On June 25, 2018, President Trump signed into law the Whistleblower Protection Coordination Act (the “Act”), permanently reinstating the Whistleblower Ombudsman Program, which was created in 2012 to encourage employees of federal government administrative agencies to report wrongdoing but expired on November 27, 2017 due to a five-year sunset clause.
The Act, which Congress passed with bipartisan support, reauthorizes a “Whistleblower Protection Coordinator” at each administrative agency’s Office of Inspector General (“OIG”) to educate agency employees about their rights to blow the whistle on suspected wrongdoing and the remedies available to them should their employers retaliate against them for doing so. Additionally, the Coordinator is tasked with ensuring that the OIG handles such whistleblower complaints promptly and thoroughly and coordinates with the U.S. Office of Special Counsel, Congress, and other agencies to address the allegations appropriately.
While the Act is specific to federal government employees and has no impact on the anti-whistleblower retaliation protections of the Sarbanes-Oxley and Dodd-Frank Wall Street Reform and Consumer Protection Acts, it is notable that the Trump administration passed the Act rather than letting the Whistleblower Ombudsman Program remain expired. This executive action suggests that the Trump administration does not currently appear to be intent upon rolling back legislative efforts to encourage employees to report suspected legal violations and to protect those that do from retaliation by their employers.

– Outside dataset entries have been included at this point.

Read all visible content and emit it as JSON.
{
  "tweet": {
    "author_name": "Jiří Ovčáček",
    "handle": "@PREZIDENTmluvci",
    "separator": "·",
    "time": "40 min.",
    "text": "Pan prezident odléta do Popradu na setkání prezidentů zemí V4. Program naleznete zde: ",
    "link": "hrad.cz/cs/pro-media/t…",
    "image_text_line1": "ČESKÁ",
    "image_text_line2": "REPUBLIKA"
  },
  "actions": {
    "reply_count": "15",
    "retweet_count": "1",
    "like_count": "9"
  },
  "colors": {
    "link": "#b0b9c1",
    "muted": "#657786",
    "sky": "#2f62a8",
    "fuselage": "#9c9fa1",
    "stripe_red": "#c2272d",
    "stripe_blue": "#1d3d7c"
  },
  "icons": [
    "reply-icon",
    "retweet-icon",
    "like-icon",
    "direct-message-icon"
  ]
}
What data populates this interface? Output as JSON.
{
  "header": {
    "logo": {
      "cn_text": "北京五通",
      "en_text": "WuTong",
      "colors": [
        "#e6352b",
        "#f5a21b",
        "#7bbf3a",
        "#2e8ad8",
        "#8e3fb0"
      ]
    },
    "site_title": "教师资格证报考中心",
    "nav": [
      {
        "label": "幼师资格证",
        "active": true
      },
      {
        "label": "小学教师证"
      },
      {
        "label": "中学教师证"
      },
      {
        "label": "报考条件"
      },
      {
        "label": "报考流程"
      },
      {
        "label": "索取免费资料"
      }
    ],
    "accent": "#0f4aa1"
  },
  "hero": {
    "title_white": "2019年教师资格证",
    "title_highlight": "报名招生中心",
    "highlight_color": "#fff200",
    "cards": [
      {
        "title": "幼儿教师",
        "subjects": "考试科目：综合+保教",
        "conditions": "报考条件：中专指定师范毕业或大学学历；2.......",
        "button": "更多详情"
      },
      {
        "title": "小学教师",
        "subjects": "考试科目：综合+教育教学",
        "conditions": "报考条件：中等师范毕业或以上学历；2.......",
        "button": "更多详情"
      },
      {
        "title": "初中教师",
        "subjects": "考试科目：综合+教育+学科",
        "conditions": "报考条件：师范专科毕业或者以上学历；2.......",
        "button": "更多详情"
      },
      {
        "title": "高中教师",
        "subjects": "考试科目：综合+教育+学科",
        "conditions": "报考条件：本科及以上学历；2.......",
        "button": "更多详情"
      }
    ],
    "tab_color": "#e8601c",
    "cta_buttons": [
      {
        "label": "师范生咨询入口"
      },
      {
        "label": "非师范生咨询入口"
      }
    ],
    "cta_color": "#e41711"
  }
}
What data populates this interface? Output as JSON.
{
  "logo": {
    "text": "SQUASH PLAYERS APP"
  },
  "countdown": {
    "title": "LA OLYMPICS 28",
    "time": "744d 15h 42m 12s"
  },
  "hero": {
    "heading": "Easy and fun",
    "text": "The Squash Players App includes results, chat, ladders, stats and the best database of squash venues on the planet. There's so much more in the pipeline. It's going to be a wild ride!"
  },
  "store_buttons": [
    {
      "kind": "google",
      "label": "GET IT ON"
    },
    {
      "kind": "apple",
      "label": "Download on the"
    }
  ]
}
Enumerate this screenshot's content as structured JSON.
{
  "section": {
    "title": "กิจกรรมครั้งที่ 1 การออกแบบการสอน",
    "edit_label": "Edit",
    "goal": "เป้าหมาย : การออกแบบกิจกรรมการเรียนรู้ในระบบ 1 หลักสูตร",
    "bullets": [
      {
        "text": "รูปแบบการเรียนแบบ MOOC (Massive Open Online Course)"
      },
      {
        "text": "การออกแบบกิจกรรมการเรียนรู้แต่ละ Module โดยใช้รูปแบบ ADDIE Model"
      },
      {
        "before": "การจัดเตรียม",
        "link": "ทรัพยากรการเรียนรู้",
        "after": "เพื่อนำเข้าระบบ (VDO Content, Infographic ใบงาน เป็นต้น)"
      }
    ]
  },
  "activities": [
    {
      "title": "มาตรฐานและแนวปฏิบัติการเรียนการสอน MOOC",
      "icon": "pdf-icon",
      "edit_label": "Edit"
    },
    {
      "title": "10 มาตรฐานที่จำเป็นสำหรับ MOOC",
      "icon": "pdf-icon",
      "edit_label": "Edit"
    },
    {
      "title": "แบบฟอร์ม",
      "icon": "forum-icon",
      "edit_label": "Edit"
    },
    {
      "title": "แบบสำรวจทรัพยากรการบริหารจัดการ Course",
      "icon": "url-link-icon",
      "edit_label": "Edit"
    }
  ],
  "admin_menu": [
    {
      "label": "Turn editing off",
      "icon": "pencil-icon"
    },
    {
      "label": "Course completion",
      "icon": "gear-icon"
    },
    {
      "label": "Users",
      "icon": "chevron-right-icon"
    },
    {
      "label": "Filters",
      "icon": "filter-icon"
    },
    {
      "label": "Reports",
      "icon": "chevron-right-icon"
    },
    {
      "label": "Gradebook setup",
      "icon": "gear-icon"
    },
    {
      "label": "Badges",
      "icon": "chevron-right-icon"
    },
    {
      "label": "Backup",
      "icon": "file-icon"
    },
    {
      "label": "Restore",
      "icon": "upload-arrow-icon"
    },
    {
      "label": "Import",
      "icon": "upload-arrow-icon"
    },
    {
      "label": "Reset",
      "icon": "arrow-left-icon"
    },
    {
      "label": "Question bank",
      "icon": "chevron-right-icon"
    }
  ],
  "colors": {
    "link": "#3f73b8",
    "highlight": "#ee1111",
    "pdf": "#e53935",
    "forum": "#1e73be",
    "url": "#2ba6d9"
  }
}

This post was written with assistance from Cynthia Joo, a 2018 Summer Associate at Epstein Becker Green.